▶ **Required work**
Every record is to be printed exactly as written; pictures are to be omitted.

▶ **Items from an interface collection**
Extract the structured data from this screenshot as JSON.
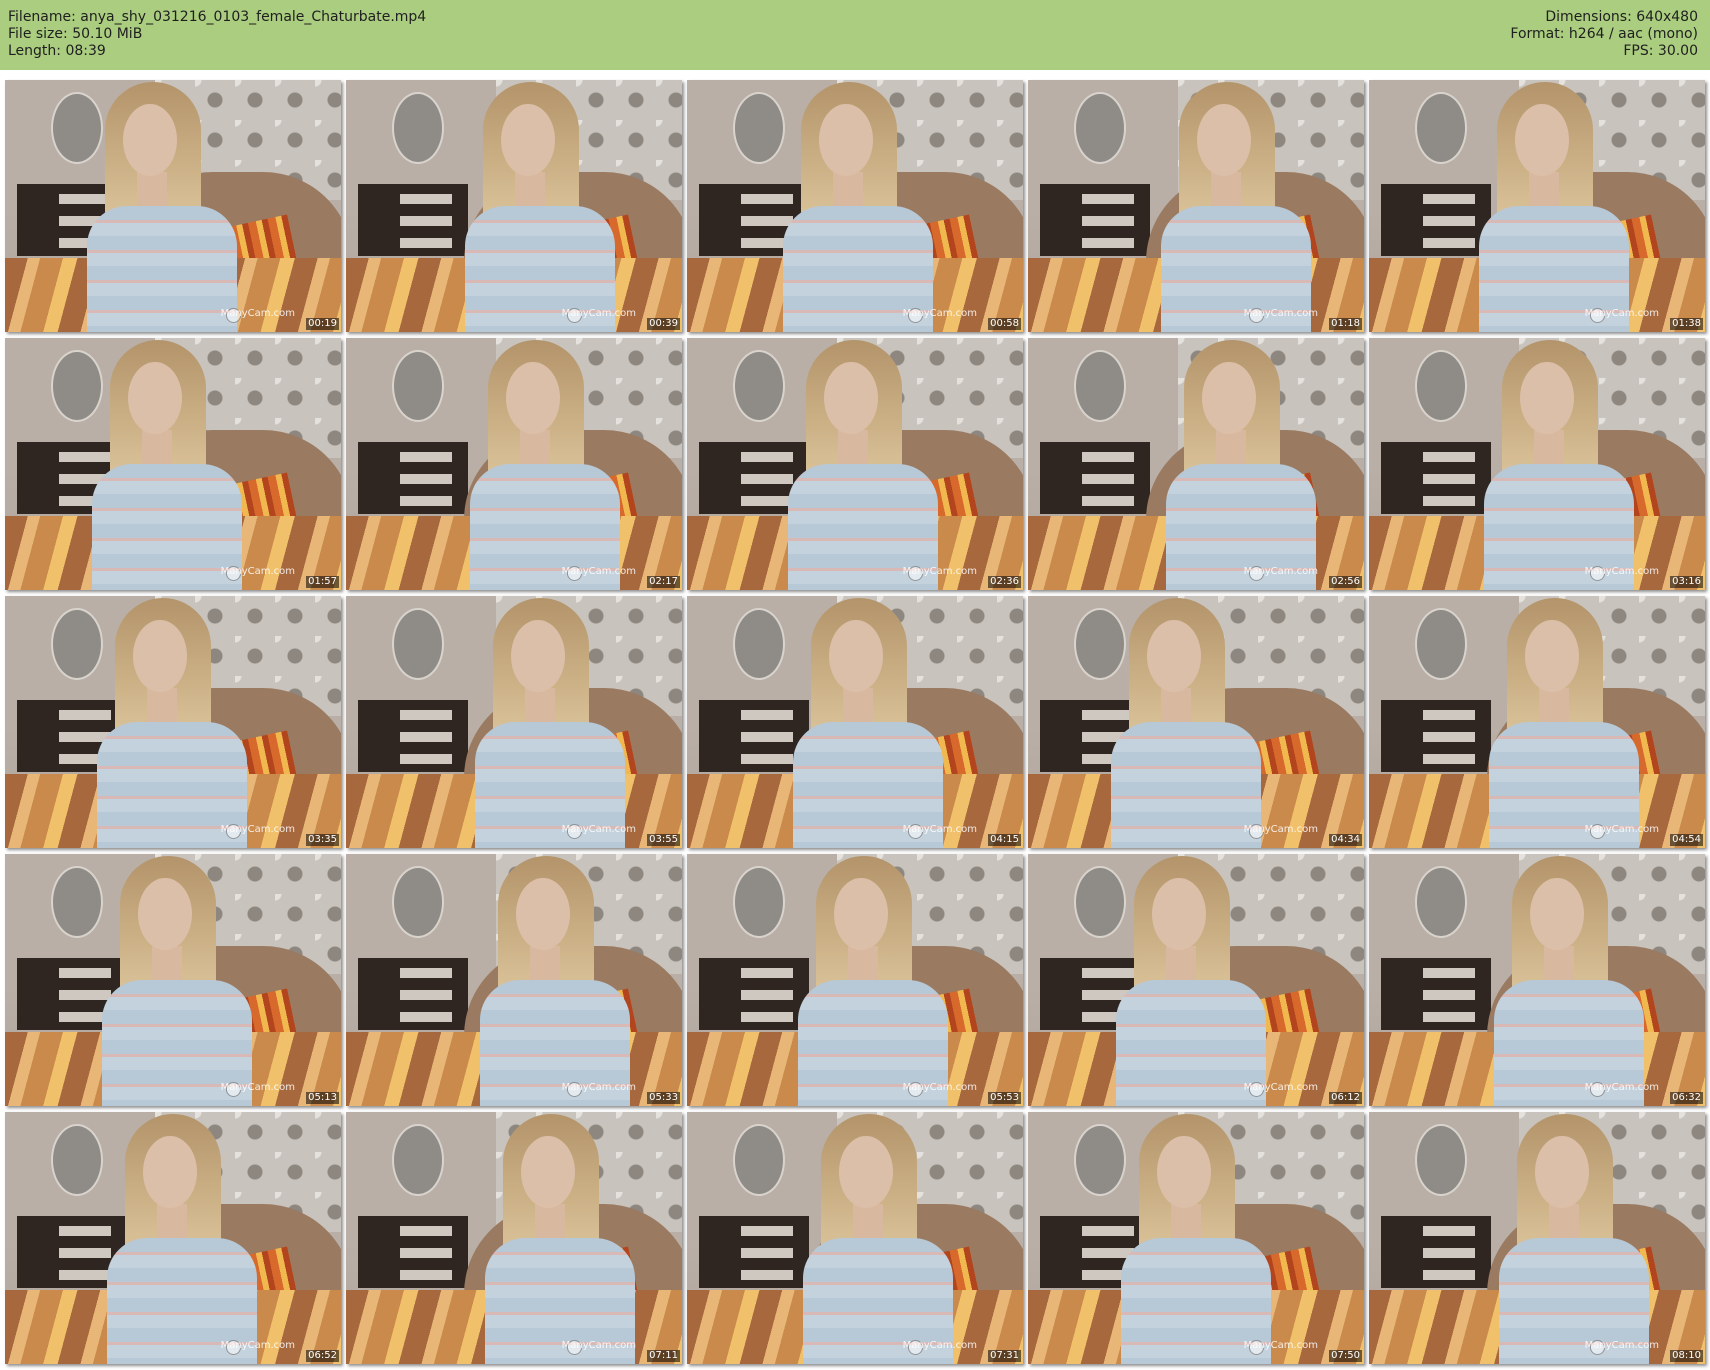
{
  "header": {
    "filename": "Filename: anya_shy_031216_0103_female_Chaturbate.mp4",
    "filesize": "File size: 50.10 MiB",
    "length": "Length: 08:39",
    "dimensions": "Dimensions: 640x480",
    "format": "Format: h264 / aac (mono)",
    "fps": "FPS: 30.00",
    "background_color": "#abcd7f"
  },
  "thumbnails": {
    "watermark": "ManyCam.com",
    "timestamps": [
      "00:19",
      "00:39",
      "00:58",
      "01:18",
      "01:38",
      "01:57",
      "02:17",
      "02:36",
      "02:56",
      "03:16",
      "03:35",
      "03:55",
      "04:15",
      "04:34",
      "04:54",
      "05:13",
      "05:33",
      "05:53",
      "06:12",
      "06:32",
      "06:52",
      "07:11",
      "07:31",
      "07:50",
      "08:10"
    ]
  }
}
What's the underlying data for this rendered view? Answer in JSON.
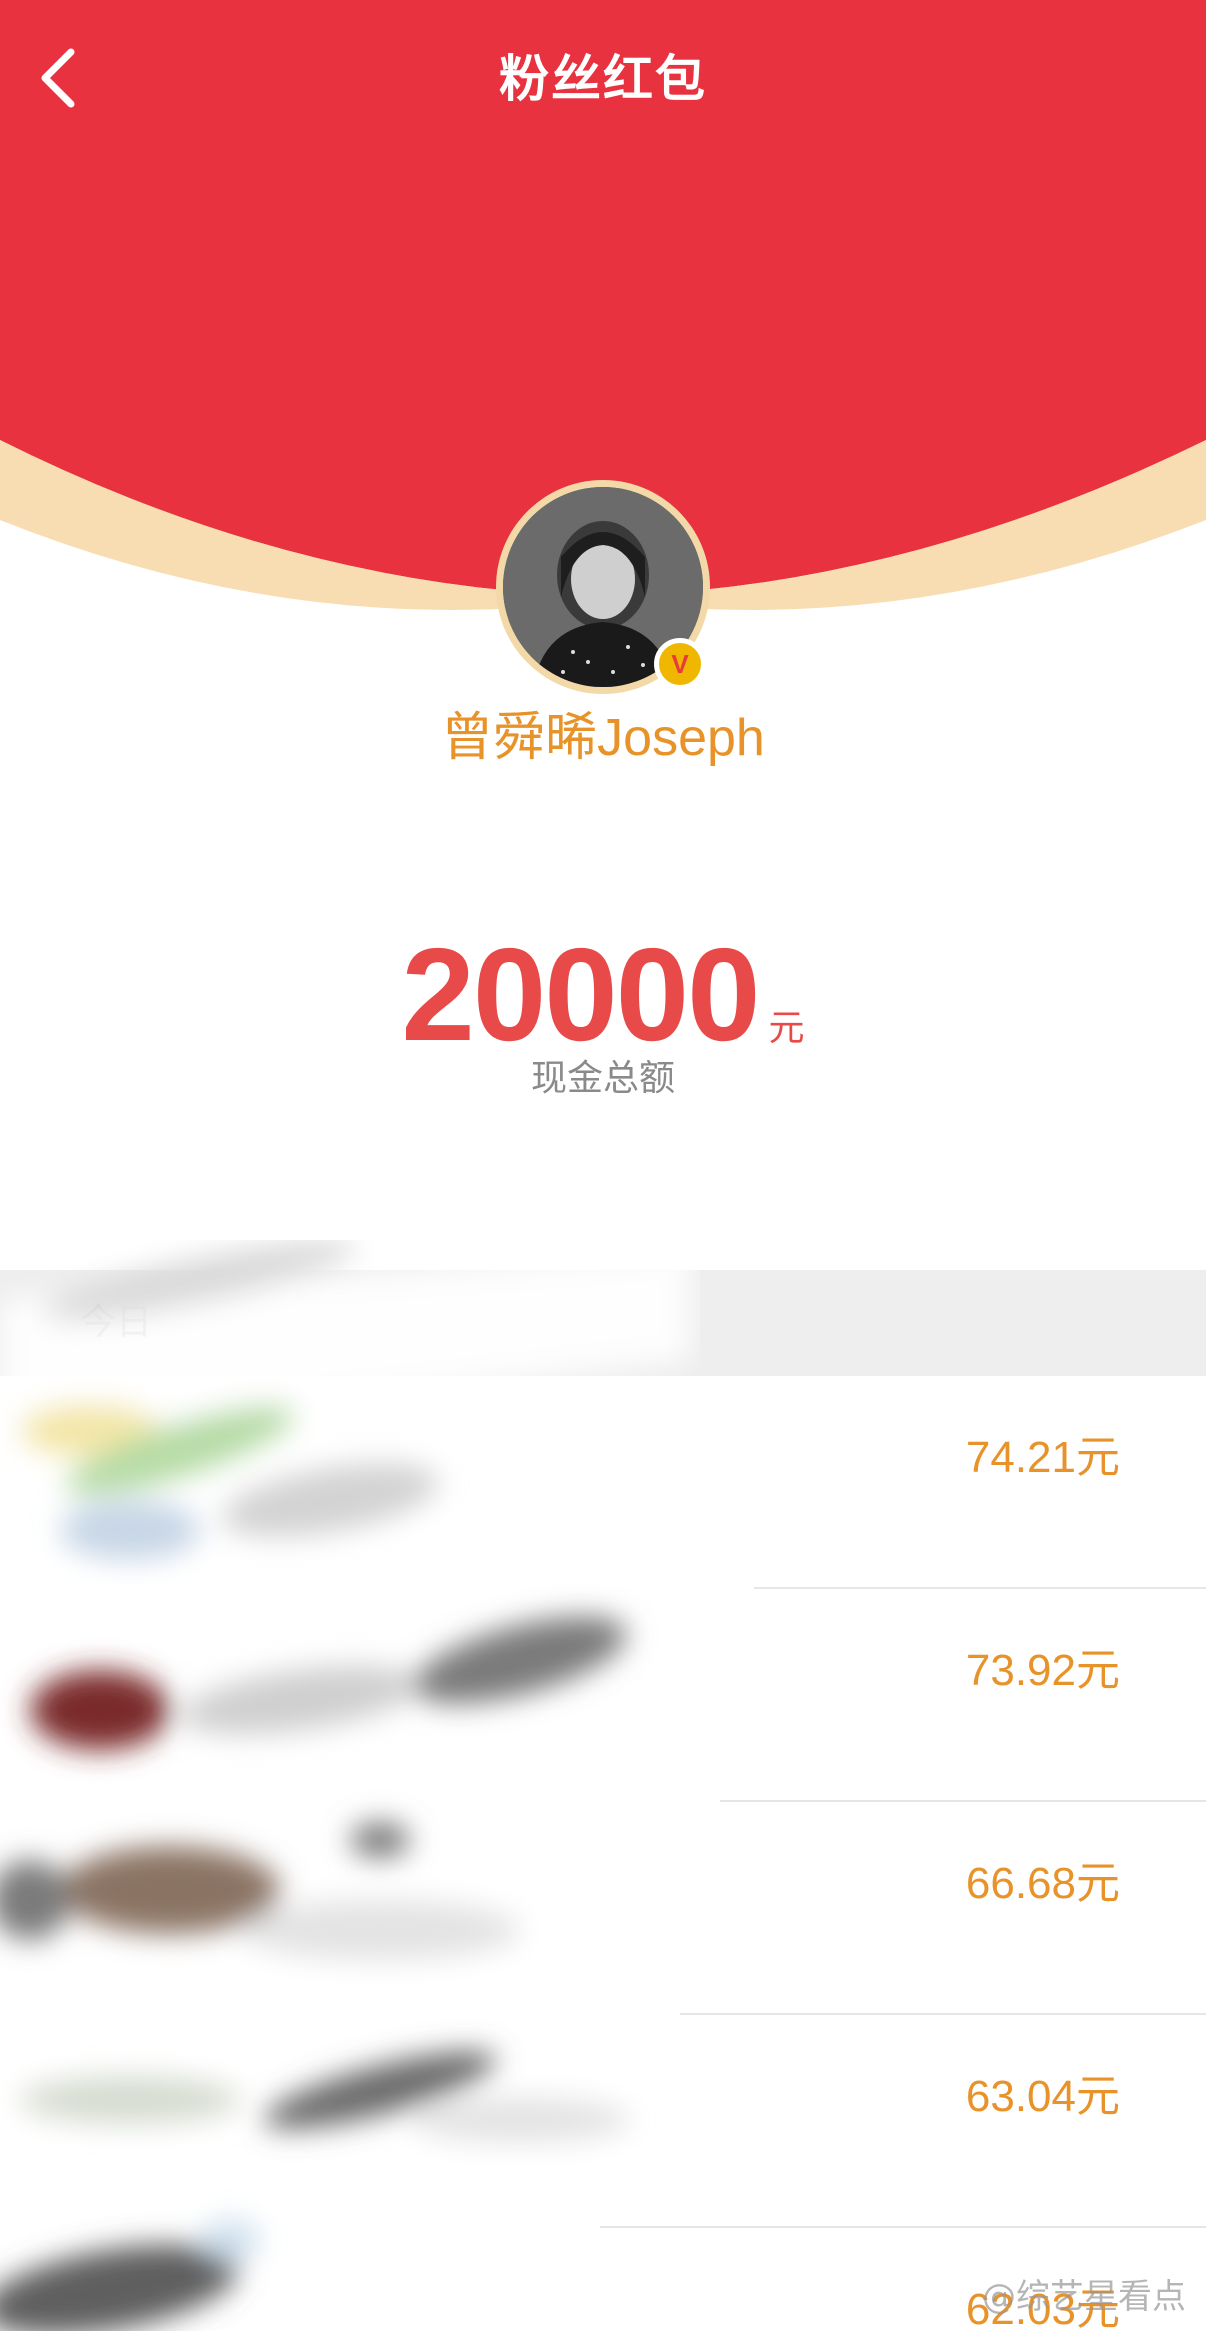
{
  "header": {
    "title": "粉丝红包",
    "back_icon": "chevron-left-icon",
    "bg_color": "#e8323f",
    "rim_color": "#f8ddb2"
  },
  "profile": {
    "username": "曾舜晞Joseph",
    "verified_badge": "V"
  },
  "summary": {
    "amount": "20000",
    "unit": "元",
    "caption": "现金总额",
    "accent_color": "#e84a4a"
  },
  "section": {
    "label": "今日"
  },
  "list": {
    "items": [
      {
        "amount": "74.21元"
      },
      {
        "amount": "73.92元"
      },
      {
        "amount": "66.68元"
      },
      {
        "amount": "63.04元"
      },
      {
        "amount": "62.03元"
      }
    ],
    "amount_color": "#e8932a"
  },
  "watermark": "@综艺星看点"
}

▶ **Answer section**
Extract the structured data from this screenshot as JSON.
{
  "header": {
    "filename": "Filename: anya_shy_031216_0103_female_Chaturbate.mp4",
    "filesize": "File size: 50.10 MiB",
    "length": "Length: 08:39",
    "dimensions": "Dimensions: 640x480",
    "format": "Format: h264 / aac (mono)",
    "fps": "FPS: 30.00",
    "background_color": "#abcd7f"
  },
  "thumbnails": {
    "watermark": "ManyCam.com",
    "timestamps": [
      "00:19",
      "00:39",
      "00:58",
      "01:18",
      "01:38",
      "01:57",
      "02:17",
      "02:36",
      "02:56",
      "03:16",
      "03:35",
      "03:55",
      "04:15",
      "04:34",
      "04:54",
      "05:13",
      "05:33",
      "05:53",
      "06:12",
      "06:32",
      "06:52",
      "07:11",
      "07:31",
      "07:50",
      "08:10"
    ]
  }
}
What's the underlying data for this rendered view? Answer in JSON.
{
  "header": {
    "title": "粉丝红包",
    "back_icon": "chevron-left-icon",
    "bg_color": "#e8323f",
    "rim_color": "#f8ddb2"
  },
  "profile": {
    "username": "曾舜晞Joseph",
    "verified_badge": "V"
  },
  "summary": {
    "amount": "20000",
    "unit": "元",
    "caption": "现金总额",
    "accent_color": "#e84a4a"
  },
  "section": {
    "label": "今日"
  },
  "list": {
    "items": [
      {
        "amount": "74.21元"
      },
      {
        "amount": "73.92元"
      },
      {
        "amount": "66.68元"
      },
      {
        "amount": "63.04元"
      },
      {
        "amount": "62.03元"
      }
    ],
    "amount_color": "#e8932a"
  },
  "watermark": "@综艺星看点"
}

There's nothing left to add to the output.